Last: Loud Things

Okay, if fireworks don’t do the trick then what does? I’ll tell you what. Washer/dryer, vacuum and the hair dryer. Every once in a while Mom and Dad will wash what sounds like a ton of rocks. All the banging and clanging hurts my sensitive little ears, so I’m left with nothing else to do but bark my head off (even though they shut the laundry room door). As for the vacuum, that thing’s just plain scary. Ever since I watched “The Brave Little Toaster” with Dad, I try to get as far away as possible.

And if that’s not bad enough, Mom puts her hair dryer in my face all the time. Now you really know why my whiskers look funny. She singes the ends off with that hot air blaster. Don’t believe every word you read.

Those might not sound entirely terrible to you, but I have to give props to Mom and Dad. They’ve done a pretty good job of helping me, feeding me Cheerios during these scary times. They’re just preparing me for round two. I’ve already gone through my first fear period, but from what I keep hearing from Mom and Dad, most puppies go through two of these “fear periods.” They’re waiting for the second one to kick in around my next month-birthday. I’ve heard this quote that I’ll have to keep in mind when that time comes around, “The only thing we have to fear is fear itself.” Except the guy that said it was in a chair with wheels. Not sure if I can trust him or not.

So I’ve told you my fears. What are you all most afraid of? Is anyone scared of something that’s even a little embarrassing?

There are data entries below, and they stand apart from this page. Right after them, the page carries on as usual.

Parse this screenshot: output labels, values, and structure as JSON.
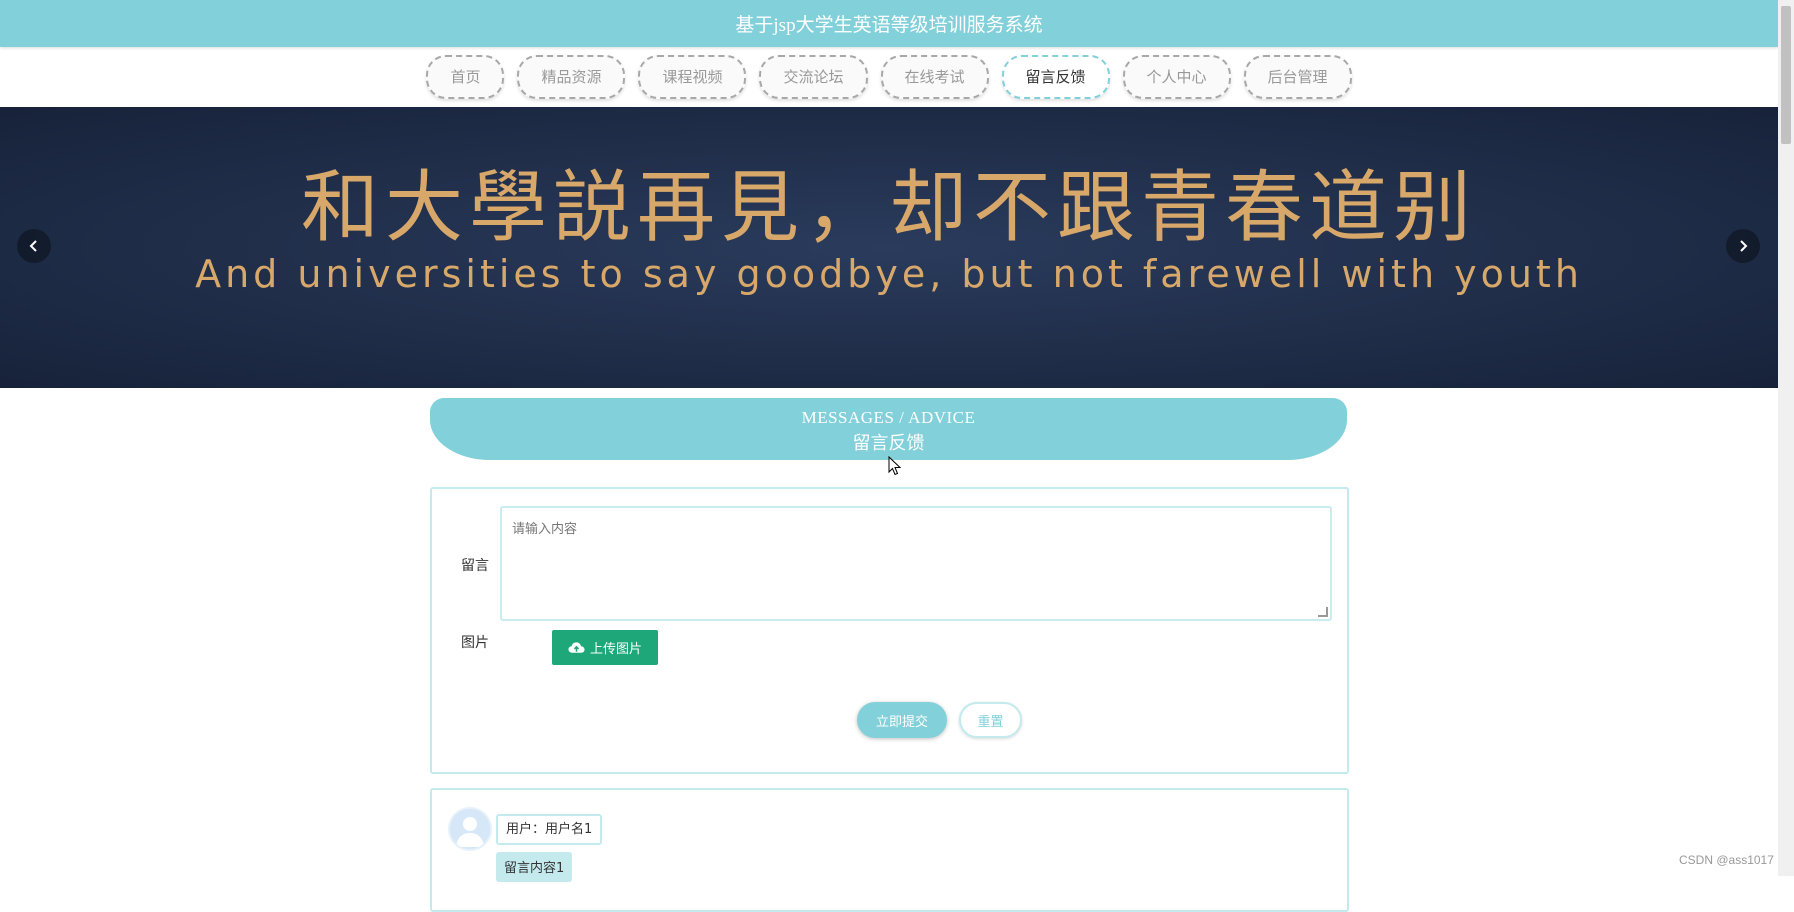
{
  "header": {
    "title": "基于jsp大学生英语等级培训服务系统"
  },
  "nav": {
    "items": [
      {
        "label": "首页",
        "active": false
      },
      {
        "label": "精品资源",
        "active": false
      },
      {
        "label": "课程视频",
        "active": false
      },
      {
        "label": "交流论坛",
        "active": false
      },
      {
        "label": "在线考试",
        "active": false
      },
      {
        "label": "留言反馈",
        "active": true
      },
      {
        "label": "个人中心",
        "active": false
      },
      {
        "label": "后台管理",
        "active": false
      }
    ]
  },
  "banner": {
    "line_cn": "和大學説再見，却不跟青春道别",
    "line_en": "And universities to say goodbye, but not farewell with youth",
    "prev_icon": "chevron-left-icon",
    "next_icon": "chevron-right-icon"
  },
  "section": {
    "title_en": "MESSAGES / ADVICE",
    "title_cn": "留言反馈"
  },
  "form": {
    "message_label": "留言",
    "message_placeholder": "请输入内容",
    "image_label": "图片",
    "upload_label": "上传图片",
    "upload_icon": "cloud-upload-icon",
    "submit_label": "立即提交",
    "reset_label": "重置"
  },
  "messages": [
    {
      "user": "用户：用户名1",
      "content": "留言内容1",
      "avatar_icon": "user-avatar-icon"
    }
  ],
  "watermark": "CSDN @ass1017",
  "colors": {
    "accent": "#82d0d9",
    "upload_green": "#1ea87a",
    "banner_text": "#d8a86a",
    "banner_bg": "#1d2a44"
  }
}
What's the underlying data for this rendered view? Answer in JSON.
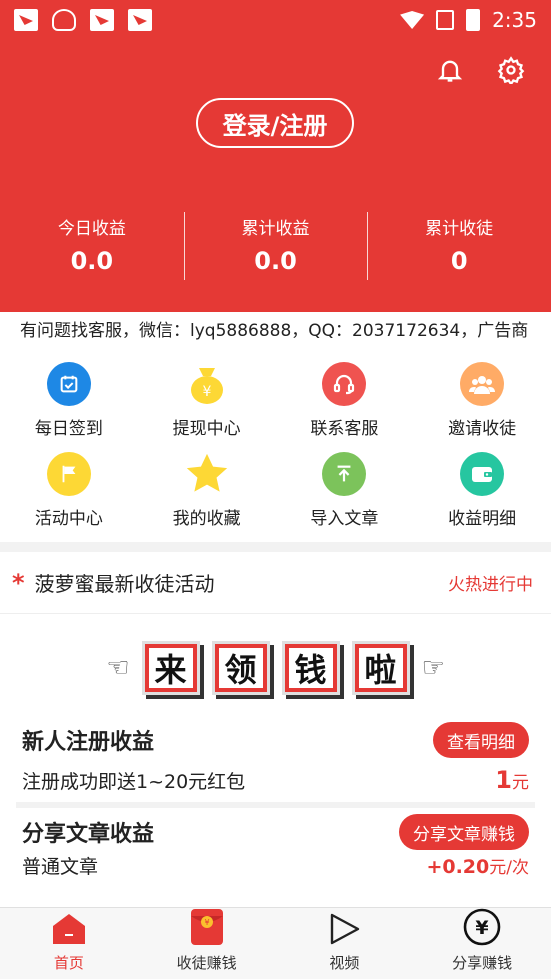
{
  "status_bar": {
    "time": "2:35",
    "icons": [
      "app-notification-icon",
      "ghost-app-icon",
      "app-notification-icon",
      "app-notification-icon",
      "wifi-icon",
      "no-signal-icon",
      "battery-charging-icon"
    ]
  },
  "header": {
    "bell_icon": "bell-icon",
    "settings_icon": "gear-icon",
    "login_label": "登录/注册",
    "stats": [
      {
        "label": "今日收益",
        "value": "0.0"
      },
      {
        "label": "累计收益",
        "value": "0.0"
      },
      {
        "label": "累计收徒",
        "value": "0"
      }
    ]
  },
  "notice": {
    "text": "有问题找客服，微信：lyq5886888，QQ：2037172634，广告商"
  },
  "menu": {
    "items": [
      {
        "label": "每日签到",
        "icon": "calendar-icon",
        "color": "#1e88e5"
      },
      {
        "label": "提现中心",
        "icon": "money-bag-icon",
        "color": "#fdd835"
      },
      {
        "label": "联系客服",
        "icon": "headset-icon",
        "color": "#ef5350"
      },
      {
        "label": "邀请收徒",
        "icon": "people-icon",
        "color": "#ffab66"
      },
      {
        "label": "活动中心",
        "icon": "flag-icon",
        "color": "#fdd835"
      },
      {
        "label": "我的收藏",
        "icon": "star-icon",
        "color": "#fdd835"
      },
      {
        "label": "导入文章",
        "icon": "upload-icon",
        "color": "#7cc35b"
      },
      {
        "label": "收益明细",
        "icon": "wallet-icon",
        "color": "#26c6a0"
      }
    ]
  },
  "activity": {
    "title": "菠萝蜜最新收徒活动",
    "status": "火热进行中",
    "banner_chars": [
      "来",
      "领",
      "钱",
      "啦"
    ],
    "cards": [
      {
        "title": "新人注册收益",
        "button": "查看明细",
        "desc": "注册成功即送1~20元红包",
        "amount": "1",
        "unit": "元"
      },
      {
        "title": "分享文章收益",
        "button": "分享文章赚钱",
        "desc": "普通文章",
        "amount": "+0.20",
        "unit": "元/次"
      }
    ]
  },
  "tabbar": {
    "tabs": [
      {
        "label": "首页",
        "icon": "home-icon",
        "active": true
      },
      {
        "label": "收徒赚钱",
        "icon": "red-envelope-icon",
        "active": false
      },
      {
        "label": "视频",
        "icon": "play-icon",
        "active": false
      },
      {
        "label": "分享赚钱",
        "icon": "yuan-icon",
        "active": false
      }
    ]
  },
  "colors": {
    "brand": "#e53935",
    "background": "#f2f2f2"
  }
}
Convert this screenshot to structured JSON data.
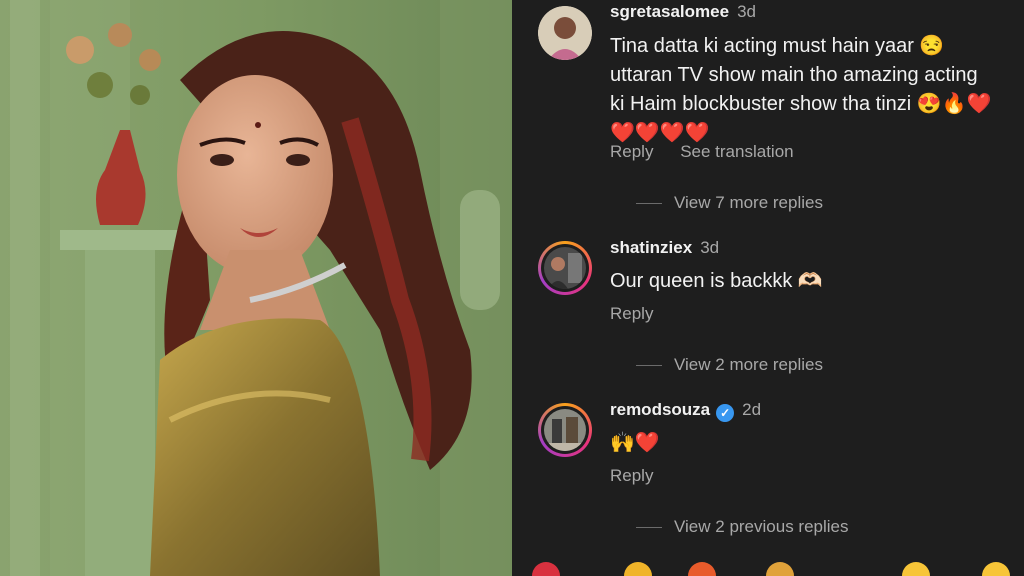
{
  "comments": [
    {
      "username": "sgretasalomee",
      "time": "3d",
      "text_line1": "Tina datta  ki acting must hain yaar 😒",
      "text_line2": "uttaran TV show main tho amazing acting",
      "text_line3": "ki Haim blockbuster show tha tinzi 😍🔥❤️",
      "text_line4": "❤️❤️❤️❤️",
      "reply_label": "Reply",
      "translation_label": "See translation",
      "more_replies": "View 7 more replies"
    },
    {
      "username": "shatinziex",
      "time": "3d",
      "text": "Our queen is backkk 🫶🏻",
      "reply_label": "Reply",
      "more_replies": "View 2 more replies"
    },
    {
      "username": "remodsouza",
      "time": "2d",
      "verified": true,
      "text": "🙌❤️",
      "reply_label": "Reply",
      "more_replies": "View 2 previous replies"
    }
  ],
  "colors": {
    "background": "#1e1e1e",
    "text": "#f2f2f2",
    "muted": "#a8a8a8",
    "verified": "#3897f0"
  }
}
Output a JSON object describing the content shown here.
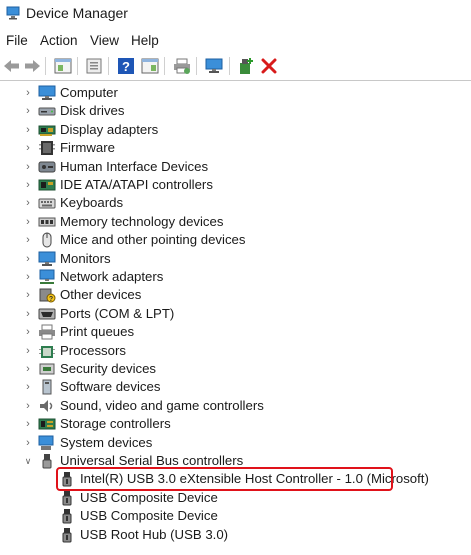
{
  "window": {
    "title": "Device Manager",
    "icon": "device-manager-icon"
  },
  "menu": [
    "File",
    "Action",
    "View",
    "Help"
  ],
  "toolbar": [
    {
      "name": "back-arrow-icon"
    },
    {
      "name": "forward-arrow-icon"
    },
    {
      "name": "properties-icon"
    },
    {
      "name": "update-driver-icon"
    },
    {
      "name": "help-icon"
    },
    {
      "name": "show-hidden-icon"
    },
    {
      "name": "print-icon"
    },
    {
      "name": "scan-hardware-icon"
    },
    {
      "name": "add-driver-icon"
    },
    {
      "name": "uninstall-device-icon"
    }
  ],
  "categories": [
    {
      "label": "Computer",
      "icon": "computer-icon"
    },
    {
      "label": "Disk drives",
      "icon": "disk-drive-icon"
    },
    {
      "label": "Display adapters",
      "icon": "display-adapter-icon"
    },
    {
      "label": "Firmware",
      "icon": "firmware-icon"
    },
    {
      "label": "Human Interface Devices",
      "icon": "hid-icon"
    },
    {
      "label": "IDE ATA/ATAPI controllers",
      "icon": "ide-controller-icon"
    },
    {
      "label": "Keyboards",
      "icon": "keyboard-icon"
    },
    {
      "label": "Memory technology devices",
      "icon": "memory-icon"
    },
    {
      "label": "Mice and other pointing devices",
      "icon": "mouse-icon"
    },
    {
      "label": "Monitors",
      "icon": "monitor-icon"
    },
    {
      "label": "Network adapters",
      "icon": "network-adapter-icon"
    },
    {
      "label": "Other devices",
      "icon": "other-devices-icon"
    },
    {
      "label": "Ports (COM & LPT)",
      "icon": "ports-icon"
    },
    {
      "label": "Print queues",
      "icon": "printer-icon"
    },
    {
      "label": "Processors",
      "icon": "processor-icon"
    },
    {
      "label": "Security devices",
      "icon": "security-icon"
    },
    {
      "label": "Software devices",
      "icon": "software-device-icon"
    },
    {
      "label": "Sound, video and game controllers",
      "icon": "sound-icon"
    },
    {
      "label": "Storage controllers",
      "icon": "storage-controller-icon"
    },
    {
      "label": "System devices",
      "icon": "system-devices-icon"
    },
    {
      "label": "Universal Serial Bus controllers",
      "icon": "usb-icon",
      "expanded": true
    }
  ],
  "usb_children": [
    {
      "label": "Intel(R) USB 3.0 eXtensible Host Controller - 1.0 (Microsoft)",
      "icon": "usb-plug-icon",
      "highlighted": true
    },
    {
      "label": "USB Composite Device",
      "icon": "usb-plug-icon"
    },
    {
      "label": "USB Composite Device",
      "icon": "usb-plug-icon"
    },
    {
      "label": "USB Root Hub (USB 3.0)",
      "icon": "usb-plug-icon"
    }
  ],
  "colors": {
    "highlight_border": "#e0121a",
    "uninstall_red": "#d81b1b",
    "help_blue": "#1e56b6"
  }
}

Please share! I’d love to read  hear from Mom and Dad what you have to say.